[[ INPUT open ]]
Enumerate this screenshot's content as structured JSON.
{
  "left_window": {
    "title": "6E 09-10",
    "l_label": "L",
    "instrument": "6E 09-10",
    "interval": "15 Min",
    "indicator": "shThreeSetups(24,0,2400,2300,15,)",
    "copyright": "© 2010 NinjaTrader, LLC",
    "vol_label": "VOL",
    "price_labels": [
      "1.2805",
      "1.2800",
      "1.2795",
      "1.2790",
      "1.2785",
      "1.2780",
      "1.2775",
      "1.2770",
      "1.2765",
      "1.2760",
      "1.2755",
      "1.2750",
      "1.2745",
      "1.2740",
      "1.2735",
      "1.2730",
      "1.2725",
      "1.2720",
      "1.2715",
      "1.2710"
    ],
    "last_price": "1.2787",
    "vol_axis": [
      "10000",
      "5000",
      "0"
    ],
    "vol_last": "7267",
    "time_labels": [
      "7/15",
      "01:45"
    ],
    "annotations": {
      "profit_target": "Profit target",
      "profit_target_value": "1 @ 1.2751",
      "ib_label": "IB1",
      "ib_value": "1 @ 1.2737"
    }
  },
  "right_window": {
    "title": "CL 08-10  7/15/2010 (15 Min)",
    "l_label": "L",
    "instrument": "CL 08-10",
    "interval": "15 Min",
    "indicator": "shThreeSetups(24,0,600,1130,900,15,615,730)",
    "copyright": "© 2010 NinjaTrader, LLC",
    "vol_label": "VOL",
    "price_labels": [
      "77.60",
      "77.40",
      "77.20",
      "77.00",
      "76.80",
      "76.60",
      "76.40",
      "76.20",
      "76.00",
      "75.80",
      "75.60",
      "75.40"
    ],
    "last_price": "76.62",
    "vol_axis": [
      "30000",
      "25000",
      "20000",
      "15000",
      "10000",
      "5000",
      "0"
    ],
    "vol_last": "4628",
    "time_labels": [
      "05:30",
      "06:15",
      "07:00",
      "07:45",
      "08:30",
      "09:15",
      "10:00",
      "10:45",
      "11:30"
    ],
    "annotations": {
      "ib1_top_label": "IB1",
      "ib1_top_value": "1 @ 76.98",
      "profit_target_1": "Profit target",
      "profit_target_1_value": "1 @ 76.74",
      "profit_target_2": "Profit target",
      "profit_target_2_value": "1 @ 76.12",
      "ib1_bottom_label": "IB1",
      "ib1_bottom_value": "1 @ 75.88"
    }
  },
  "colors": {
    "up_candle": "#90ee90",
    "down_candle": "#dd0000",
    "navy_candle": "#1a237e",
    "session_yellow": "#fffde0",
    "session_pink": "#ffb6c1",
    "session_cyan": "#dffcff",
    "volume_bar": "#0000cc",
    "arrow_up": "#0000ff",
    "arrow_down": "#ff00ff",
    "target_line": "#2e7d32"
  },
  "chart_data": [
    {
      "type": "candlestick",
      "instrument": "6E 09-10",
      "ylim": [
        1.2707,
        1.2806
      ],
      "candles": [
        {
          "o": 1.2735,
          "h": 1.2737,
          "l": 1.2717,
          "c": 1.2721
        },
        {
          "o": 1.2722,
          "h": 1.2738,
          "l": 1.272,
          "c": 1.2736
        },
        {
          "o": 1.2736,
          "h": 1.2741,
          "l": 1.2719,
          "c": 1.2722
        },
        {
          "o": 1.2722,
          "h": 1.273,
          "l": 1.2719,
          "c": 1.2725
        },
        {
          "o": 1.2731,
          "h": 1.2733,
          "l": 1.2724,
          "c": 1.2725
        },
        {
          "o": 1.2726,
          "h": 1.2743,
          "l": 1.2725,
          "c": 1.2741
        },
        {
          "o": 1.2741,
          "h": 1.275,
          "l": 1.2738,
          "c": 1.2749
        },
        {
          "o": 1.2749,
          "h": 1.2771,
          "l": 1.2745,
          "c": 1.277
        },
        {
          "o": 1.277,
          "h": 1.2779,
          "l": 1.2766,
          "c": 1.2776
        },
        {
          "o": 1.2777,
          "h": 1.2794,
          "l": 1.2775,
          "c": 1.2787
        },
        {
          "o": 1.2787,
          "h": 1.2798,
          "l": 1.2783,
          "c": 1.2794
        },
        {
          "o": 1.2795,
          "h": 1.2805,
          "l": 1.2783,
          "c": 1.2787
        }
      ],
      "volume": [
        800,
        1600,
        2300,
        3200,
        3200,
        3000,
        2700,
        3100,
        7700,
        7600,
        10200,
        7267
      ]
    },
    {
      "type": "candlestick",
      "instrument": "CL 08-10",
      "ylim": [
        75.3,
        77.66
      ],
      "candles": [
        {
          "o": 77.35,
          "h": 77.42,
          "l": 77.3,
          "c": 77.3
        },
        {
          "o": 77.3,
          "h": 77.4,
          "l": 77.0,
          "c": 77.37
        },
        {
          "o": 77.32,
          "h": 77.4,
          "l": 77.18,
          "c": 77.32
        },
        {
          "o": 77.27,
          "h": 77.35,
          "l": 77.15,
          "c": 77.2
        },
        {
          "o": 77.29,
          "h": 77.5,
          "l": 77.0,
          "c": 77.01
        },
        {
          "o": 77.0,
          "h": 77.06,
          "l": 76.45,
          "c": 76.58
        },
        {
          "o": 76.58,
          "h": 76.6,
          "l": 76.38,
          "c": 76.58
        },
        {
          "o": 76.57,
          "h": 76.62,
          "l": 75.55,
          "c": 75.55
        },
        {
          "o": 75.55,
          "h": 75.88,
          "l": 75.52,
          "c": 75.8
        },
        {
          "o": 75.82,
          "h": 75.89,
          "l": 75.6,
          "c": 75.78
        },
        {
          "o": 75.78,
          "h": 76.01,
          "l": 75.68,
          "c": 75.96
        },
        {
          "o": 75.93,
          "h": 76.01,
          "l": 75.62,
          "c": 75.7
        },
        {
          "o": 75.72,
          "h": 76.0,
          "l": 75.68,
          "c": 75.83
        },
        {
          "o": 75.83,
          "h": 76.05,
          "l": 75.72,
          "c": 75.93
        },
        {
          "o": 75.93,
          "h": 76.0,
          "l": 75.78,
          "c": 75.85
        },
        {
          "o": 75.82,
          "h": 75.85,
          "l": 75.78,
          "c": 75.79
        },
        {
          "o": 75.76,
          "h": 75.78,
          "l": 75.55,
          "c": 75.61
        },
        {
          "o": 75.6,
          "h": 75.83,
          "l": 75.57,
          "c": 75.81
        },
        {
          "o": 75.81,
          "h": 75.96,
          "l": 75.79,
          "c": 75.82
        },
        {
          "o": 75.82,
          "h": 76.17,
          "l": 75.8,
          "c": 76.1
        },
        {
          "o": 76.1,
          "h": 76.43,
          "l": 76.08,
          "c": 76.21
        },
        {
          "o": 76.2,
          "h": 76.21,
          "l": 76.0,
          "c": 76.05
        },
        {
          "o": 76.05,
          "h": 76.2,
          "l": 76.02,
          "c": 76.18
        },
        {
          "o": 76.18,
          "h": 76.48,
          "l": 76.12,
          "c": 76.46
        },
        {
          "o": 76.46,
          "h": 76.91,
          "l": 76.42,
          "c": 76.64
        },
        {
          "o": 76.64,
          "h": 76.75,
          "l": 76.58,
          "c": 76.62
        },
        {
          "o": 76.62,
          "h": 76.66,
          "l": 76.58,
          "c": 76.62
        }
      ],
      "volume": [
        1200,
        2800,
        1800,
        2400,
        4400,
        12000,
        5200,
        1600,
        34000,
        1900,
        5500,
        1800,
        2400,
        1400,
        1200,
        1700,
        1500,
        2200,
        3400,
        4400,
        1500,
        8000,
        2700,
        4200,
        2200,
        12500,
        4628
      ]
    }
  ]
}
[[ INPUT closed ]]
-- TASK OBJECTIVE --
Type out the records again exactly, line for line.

-- RESPONSE --
Enumerate this screenshot's content as structured JSON.
{
  "left_window": {
    "title": "6E 09-10",
    "l_label": "L",
    "instrument": "6E 09-10",
    "interval": "15 Min",
    "indicator": "shThreeSetups(24,0,2400,2300,15,)",
    "copyright": "© 2010 NinjaTrader, LLC",
    "vol_label": "VOL",
    "price_labels": [
      "1.2805",
      "1.2800",
      "1.2795",
      "1.2790",
      "1.2785",
      "1.2780",
      "1.2775",
      "1.2770",
      "1.2765",
      "1.2760",
      "1.2755",
      "1.2750",
      "1.2745",
      "1.2740",
      "1.2735",
      "1.2730",
      "1.2725",
      "1.2720",
      "1.2715",
      "1.2710"
    ],
    "last_price": "1.2787",
    "vol_axis": [
      "10000",
      "5000",
      "0"
    ],
    "vol_last": "7267",
    "time_labels": [
      "7/15",
      "01:45"
    ],
    "annotations": {
      "profit_target": "Profit target",
      "profit_target_value": "1 @ 1.2751",
      "ib_label": "IB1",
      "ib_value": "1 @ 1.2737"
    }
  },
  "right_window": {
    "title": "CL 08-10  7/15/2010 (15 Min)",
    "l_label": "L",
    "instrument": "CL 08-10",
    "interval": "15 Min",
    "indicator": "shThreeSetups(24,0,600,1130,900,15,615,730)",
    "copyright": "© 2010 NinjaTrader, LLC",
    "vol_label": "VOL",
    "price_labels": [
      "77.60",
      "77.40",
      "77.20",
      "77.00",
      "76.80",
      "76.60",
      "76.40",
      "76.20",
      "76.00",
      "75.80",
      "75.60",
      "75.40"
    ],
    "last_price": "76.62",
    "vol_axis": [
      "30000",
      "25000",
      "20000",
      "15000",
      "10000",
      "5000",
      "0"
    ],
    "vol_last": "4628",
    "time_labels": [
      "05:30",
      "06:15",
      "07:00",
      "07:45",
      "08:30",
      "09:15",
      "10:00",
      "10:45",
      "11:30"
    ],
    "annotations": {
      "ib1_top_label": "IB1",
      "ib1_top_value": "1 @ 76.98",
      "profit_target_1": "Profit target",
      "profit_target_1_value": "1 @ 76.74",
      "profit_target_2": "Profit target",
      "profit_target_2_value": "1 @ 76.12",
      "ib1_bottom_label": "IB1",
      "ib1_bottom_value": "1 @ 75.88"
    }
  },
  "colors": {
    "up_candle": "#90ee90",
    "down_candle": "#dd0000",
    "navy_candle": "#1a237e",
    "session_yellow": "#fffde0",
    "session_pink": "#ffb6c1",
    "session_cyan": "#dffcff",
    "volume_bar": "#0000cc",
    "arrow_up": "#0000ff",
    "arrow_down": "#ff00ff",
    "target_line": "#2e7d32"
  },
  "chart_data": [
    {
      "type": "candlestick",
      "instrument": "6E 09-10",
      "ylim": [
        1.2707,
        1.2806
      ],
      "candles": [
        {
          "o": 1.2735,
          "h": 1.2737,
          "l": 1.2717,
          "c": 1.2721
        },
        {
          "o": 1.2722,
          "h": 1.2738,
          "l": 1.272,
          "c": 1.2736
        },
        {
          "o": 1.2736,
          "h": 1.2741,
          "l": 1.2719,
          "c": 1.2722
        },
        {
          "o": 1.2722,
          "h": 1.273,
          "l": 1.2719,
          "c": 1.2725
        },
        {
          "o": 1.2731,
          "h": 1.2733,
          "l": 1.2724,
          "c": 1.2725
        },
        {
          "o": 1.2726,
          "h": 1.2743,
          "l": 1.2725,
          "c": 1.2741
        },
        {
          "o": 1.2741,
          "h": 1.275,
          "l": 1.2738,
          "c": 1.2749
        },
        {
          "o": 1.2749,
          "h": 1.2771,
          "l": 1.2745,
          "c": 1.277
        },
        {
          "o": 1.277,
          "h": 1.2779,
          "l": 1.2766,
          "c": 1.2776
        },
        {
          "o": 1.2777,
          "h": 1.2794,
          "l": 1.2775,
          "c": 1.2787
        },
        {
          "o": 1.2787,
          "h": 1.2798,
          "l": 1.2783,
          "c": 1.2794
        },
        {
          "o": 1.2795,
          "h": 1.2805,
          "l": 1.2783,
          "c": 1.2787
        }
      ],
      "volume": [
        800,
        1600,
        2300,
        3200,
        3200,
        3000,
        2700,
        3100,
        7700,
        7600,
        10200,
        7267
      ]
    },
    {
      "type": "candlestick",
      "instrument": "CL 08-10",
      "ylim": [
        75.3,
        77.66
      ],
      "candles": [
        {
          "o": 77.35,
          "h": 77.42,
          "l": 77.3,
          "c": 77.3
        },
        {
          "o": 77.3,
          "h": 77.4,
          "l": 77.0,
          "c": 77.37
        },
        {
          "o": 77.32,
          "h": 77.4,
          "l": 77.18,
          "c": 77.32
        },
        {
          "o": 77.27,
          "h": 77.35,
          "l": 77.15,
          "c": 77.2
        },
        {
          "o": 77.29,
          "h": 77.5,
          "l": 77.0,
          "c": 77.01
        },
        {
          "o": 77.0,
          "h": 77.06,
          "l": 76.45,
          "c": 76.58
        },
        {
          "o": 76.58,
          "h": 76.6,
          "l": 76.38,
          "c": 76.58
        },
        {
          "o": 76.57,
          "h": 76.62,
          "l": 75.55,
          "c": 75.55
        },
        {
          "o": 75.55,
          "h": 75.88,
          "l": 75.52,
          "c": 75.8
        },
        {
          "o": 75.82,
          "h": 75.89,
          "l": 75.6,
          "c": 75.78
        },
        {
          "o": 75.78,
          "h": 76.01,
          "l": 75.68,
          "c": 75.96
        },
        {
          "o": 75.93,
          "h": 76.01,
          "l": 75.62,
          "c": 75.7
        },
        {
          "o": 75.72,
          "h": 76.0,
          "l": 75.68,
          "c": 75.83
        },
        {
          "o": 75.83,
          "h": 76.05,
          "l": 75.72,
          "c": 75.93
        },
        {
          "o": 75.93,
          "h": 76.0,
          "l": 75.78,
          "c": 75.85
        },
        {
          "o": 75.82,
          "h": 75.85,
          "l": 75.78,
          "c": 75.79
        },
        {
          "o": 75.76,
          "h": 75.78,
          "l": 75.55,
          "c": 75.61
        },
        {
          "o": 75.6,
          "h": 75.83,
          "l": 75.57,
          "c": 75.81
        },
        {
          "o": 75.81,
          "h": 75.96,
          "l": 75.79,
          "c": 75.82
        },
        {
          "o": 75.82,
          "h": 76.17,
          "l": 75.8,
          "c": 76.1
        },
        {
          "o": 76.1,
          "h": 76.43,
          "l": 76.08,
          "c": 76.21
        },
        {
          "o": 76.2,
          "h": 76.21,
          "l": 76.0,
          "c": 76.05
        },
        {
          "o": 76.05,
          "h": 76.2,
          "l": 76.02,
          "c": 76.18
        },
        {
          "o": 76.18,
          "h": 76.48,
          "l": 76.12,
          "c": 76.46
        },
        {
          "o": 76.46,
          "h": 76.91,
          "l": 76.42,
          "c": 76.64
        },
        {
          "o": 76.64,
          "h": 76.75,
          "l": 76.58,
          "c": 76.62
        },
        {
          "o": 76.62,
          "h": 76.66,
          "l": 76.58,
          "c": 76.62
        }
      ],
      "volume": [
        1200,
        2800,
        1800,
        2400,
        4400,
        12000,
        5200,
        1600,
        34000,
        1900,
        5500,
        1800,
        2400,
        1400,
        1200,
        1700,
        1500,
        2200,
        3400,
        4400,
        1500,
        8000,
        2700,
        4200,
        2200,
        12500,
        4628
      ]
    }
  ]
}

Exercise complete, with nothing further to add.